Climate change is a world-wide problem, spanning nations, time zones and environments. Challenges of such a massive scale demand a powerful and comprehensive means through which to observe, collect, and process a huge amount of data. Created by the Center for Global Development, the Carbon Monitoring for Action (CARMA) is a web-based program that keeps tabs on the greenhouse gas emissions of over 60,000 plants across the globe.
In an effort to uncover how much CO2 is being produced and where it comes from, the Center for Global Development, based in Washington D.C., has launched Carbon Monitoring for Action (CARMA). The internet tool allows users to see the quantity of greenhouse gasses coming from an individual country, state, zip code and single power plant in any given area. The Center states that CARMA is the first comprehensive inventory of its kind to address problems of this sector of the economy, and one that sheds light particularly on US industries which produce a quarter of the world’s CO2 emissions.

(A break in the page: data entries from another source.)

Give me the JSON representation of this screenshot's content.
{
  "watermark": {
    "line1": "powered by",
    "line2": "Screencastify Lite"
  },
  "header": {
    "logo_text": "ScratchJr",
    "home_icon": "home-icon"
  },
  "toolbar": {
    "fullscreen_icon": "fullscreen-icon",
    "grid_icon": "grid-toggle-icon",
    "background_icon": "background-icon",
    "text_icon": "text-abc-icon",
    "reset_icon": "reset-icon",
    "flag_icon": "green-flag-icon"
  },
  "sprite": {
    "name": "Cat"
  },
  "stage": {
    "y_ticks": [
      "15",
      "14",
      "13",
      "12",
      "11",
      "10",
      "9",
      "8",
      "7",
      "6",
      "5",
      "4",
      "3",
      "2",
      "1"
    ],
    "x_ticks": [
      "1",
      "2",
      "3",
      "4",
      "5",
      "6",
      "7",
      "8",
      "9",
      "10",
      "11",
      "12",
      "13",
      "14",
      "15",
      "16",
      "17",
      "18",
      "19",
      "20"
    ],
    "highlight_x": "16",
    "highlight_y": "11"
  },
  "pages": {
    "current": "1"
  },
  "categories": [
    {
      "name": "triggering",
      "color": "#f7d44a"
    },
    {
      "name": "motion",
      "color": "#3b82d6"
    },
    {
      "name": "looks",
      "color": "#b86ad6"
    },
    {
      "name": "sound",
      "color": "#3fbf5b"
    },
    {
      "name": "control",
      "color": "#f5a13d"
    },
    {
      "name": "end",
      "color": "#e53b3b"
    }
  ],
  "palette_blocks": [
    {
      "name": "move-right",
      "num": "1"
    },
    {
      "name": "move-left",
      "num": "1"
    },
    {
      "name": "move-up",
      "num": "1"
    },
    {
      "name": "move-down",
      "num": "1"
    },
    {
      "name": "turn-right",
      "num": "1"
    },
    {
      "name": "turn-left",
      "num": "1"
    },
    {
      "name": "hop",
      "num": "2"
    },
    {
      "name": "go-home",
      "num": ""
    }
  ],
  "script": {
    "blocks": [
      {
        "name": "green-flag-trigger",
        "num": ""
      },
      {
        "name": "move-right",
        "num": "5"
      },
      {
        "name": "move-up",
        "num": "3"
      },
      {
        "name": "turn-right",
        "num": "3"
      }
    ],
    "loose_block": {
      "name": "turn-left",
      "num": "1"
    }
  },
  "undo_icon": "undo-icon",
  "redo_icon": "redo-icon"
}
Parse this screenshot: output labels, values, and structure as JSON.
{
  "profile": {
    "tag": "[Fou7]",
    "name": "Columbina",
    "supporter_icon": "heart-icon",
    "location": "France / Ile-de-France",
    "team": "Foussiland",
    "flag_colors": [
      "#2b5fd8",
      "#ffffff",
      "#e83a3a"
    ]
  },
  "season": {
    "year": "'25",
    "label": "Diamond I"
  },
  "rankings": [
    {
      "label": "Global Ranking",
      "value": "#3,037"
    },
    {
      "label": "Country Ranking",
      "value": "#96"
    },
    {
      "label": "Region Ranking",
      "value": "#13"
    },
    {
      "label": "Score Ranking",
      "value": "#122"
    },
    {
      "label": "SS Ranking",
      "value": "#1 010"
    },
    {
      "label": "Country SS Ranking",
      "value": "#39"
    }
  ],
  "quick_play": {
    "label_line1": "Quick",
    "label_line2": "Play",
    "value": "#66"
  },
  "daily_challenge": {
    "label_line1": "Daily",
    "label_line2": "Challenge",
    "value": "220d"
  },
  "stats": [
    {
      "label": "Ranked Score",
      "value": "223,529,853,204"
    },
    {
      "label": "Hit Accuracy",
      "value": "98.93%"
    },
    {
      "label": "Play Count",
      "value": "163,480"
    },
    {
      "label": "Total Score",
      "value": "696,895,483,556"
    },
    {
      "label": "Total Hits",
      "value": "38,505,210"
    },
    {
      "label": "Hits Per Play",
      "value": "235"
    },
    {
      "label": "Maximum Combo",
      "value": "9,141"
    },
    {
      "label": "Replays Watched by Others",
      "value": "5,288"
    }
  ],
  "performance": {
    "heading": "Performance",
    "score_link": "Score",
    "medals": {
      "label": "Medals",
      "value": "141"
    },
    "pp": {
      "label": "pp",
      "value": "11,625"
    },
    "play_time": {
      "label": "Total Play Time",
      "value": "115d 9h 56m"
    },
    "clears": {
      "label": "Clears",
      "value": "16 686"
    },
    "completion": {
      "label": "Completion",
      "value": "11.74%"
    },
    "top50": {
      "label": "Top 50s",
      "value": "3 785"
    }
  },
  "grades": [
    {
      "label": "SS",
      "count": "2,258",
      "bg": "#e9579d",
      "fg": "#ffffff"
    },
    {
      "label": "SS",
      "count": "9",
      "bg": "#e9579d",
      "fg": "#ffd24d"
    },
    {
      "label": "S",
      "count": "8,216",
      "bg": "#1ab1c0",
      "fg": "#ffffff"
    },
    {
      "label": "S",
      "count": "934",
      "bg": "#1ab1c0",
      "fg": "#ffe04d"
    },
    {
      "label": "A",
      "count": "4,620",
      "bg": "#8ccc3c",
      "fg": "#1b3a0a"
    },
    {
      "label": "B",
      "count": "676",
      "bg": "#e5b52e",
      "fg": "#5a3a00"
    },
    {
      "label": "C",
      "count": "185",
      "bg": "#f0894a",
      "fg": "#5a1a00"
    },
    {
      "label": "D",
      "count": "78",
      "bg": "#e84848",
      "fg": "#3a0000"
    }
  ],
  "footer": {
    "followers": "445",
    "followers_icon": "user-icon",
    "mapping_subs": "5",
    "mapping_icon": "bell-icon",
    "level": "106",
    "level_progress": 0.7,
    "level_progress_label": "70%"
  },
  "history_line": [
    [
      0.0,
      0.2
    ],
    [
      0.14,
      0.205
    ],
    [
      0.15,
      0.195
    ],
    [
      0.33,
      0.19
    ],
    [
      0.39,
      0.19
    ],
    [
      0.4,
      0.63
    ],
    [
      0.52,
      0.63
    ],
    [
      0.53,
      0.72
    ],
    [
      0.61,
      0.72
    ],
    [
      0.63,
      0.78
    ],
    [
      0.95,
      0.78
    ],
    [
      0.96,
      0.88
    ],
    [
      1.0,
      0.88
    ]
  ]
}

CARMA is the work of former World Bank economist David Wheeler and is intended to influence policy decisions based on real-time, accurate information on how energy production is changing the planet. The idea of full disclosure to the public has been valuable in reducing toxic substances in the past, although there seems to be more of a problem separating energy production from CO2 than with traditional pollutants like particulate matter. Data covering 60,000 plants and reaches back to 2004 was recently used in a survey that found that a majority of the world’s nations failed in planning for an infrastructure focused on clean energy. While some pollution-control technology has made its way into many plants, the overall global trend does not look good.
“Not much has changed,” said Kevin Ummel, CARMA Project Manager to Scientific American. “You get the sense that psychologically, and we may just be exquisitely designed not to deal with climate change, everyone is focused on their little piece of the pie. You’re doing what you can day by day. And the problem is that if you really think climate change is a problem, you need to start looking at solutions that are revolutionary. What we’re doing right now is not revolutionary, and frankly, I don’t know what’s going to get us out of this equation,” he said.
Hopefully, much like the Landsat data compiled by Google Earth Engine cataloging the destruction of the Amazon, citizens and elected officials will be able to log onto the web and make informed decisions based on the numbers.